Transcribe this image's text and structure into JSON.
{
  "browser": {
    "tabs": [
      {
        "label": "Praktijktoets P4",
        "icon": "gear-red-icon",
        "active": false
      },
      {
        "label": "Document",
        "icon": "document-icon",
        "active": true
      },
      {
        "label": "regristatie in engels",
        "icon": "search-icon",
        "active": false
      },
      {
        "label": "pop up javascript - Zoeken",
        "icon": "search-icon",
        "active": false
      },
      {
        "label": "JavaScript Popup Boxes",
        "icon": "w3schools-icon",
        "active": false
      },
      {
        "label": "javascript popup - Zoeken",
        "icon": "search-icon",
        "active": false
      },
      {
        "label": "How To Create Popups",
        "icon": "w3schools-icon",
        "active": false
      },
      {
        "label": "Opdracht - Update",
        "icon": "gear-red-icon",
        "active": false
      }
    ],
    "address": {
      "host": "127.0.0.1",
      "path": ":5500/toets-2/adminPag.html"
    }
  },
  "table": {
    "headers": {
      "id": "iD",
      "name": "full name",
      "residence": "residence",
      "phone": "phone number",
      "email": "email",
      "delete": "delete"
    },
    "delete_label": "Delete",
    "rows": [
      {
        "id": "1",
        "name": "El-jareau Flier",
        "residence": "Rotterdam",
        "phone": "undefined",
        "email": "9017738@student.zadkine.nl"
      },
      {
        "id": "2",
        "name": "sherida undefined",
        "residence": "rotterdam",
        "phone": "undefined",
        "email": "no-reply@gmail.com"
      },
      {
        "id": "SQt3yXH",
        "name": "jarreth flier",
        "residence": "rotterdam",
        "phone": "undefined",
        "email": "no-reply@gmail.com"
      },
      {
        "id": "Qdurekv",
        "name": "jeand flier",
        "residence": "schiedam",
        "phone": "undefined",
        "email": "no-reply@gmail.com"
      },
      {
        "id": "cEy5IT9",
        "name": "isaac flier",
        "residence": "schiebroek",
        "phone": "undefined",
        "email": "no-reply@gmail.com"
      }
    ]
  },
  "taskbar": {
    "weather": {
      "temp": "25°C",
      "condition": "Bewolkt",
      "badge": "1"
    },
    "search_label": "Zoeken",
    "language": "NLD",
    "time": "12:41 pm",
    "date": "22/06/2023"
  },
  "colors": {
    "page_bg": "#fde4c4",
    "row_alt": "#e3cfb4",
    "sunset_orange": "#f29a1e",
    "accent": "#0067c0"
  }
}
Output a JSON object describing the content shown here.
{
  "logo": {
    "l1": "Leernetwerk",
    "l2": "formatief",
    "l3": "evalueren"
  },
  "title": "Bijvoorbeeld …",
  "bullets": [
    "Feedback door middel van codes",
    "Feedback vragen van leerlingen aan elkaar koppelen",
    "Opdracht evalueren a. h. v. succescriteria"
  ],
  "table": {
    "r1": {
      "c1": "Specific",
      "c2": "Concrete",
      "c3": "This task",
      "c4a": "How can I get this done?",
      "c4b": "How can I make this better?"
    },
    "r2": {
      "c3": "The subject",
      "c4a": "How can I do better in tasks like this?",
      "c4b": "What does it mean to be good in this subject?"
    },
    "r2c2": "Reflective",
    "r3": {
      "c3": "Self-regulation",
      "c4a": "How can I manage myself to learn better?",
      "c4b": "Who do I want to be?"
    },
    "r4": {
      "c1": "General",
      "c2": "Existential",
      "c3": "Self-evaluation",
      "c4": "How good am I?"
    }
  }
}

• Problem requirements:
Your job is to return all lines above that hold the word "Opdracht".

• Result of this exercise:
        "label": "Opdracht - Update",
    "Opdracht evalueren a. h. v. succescriteria"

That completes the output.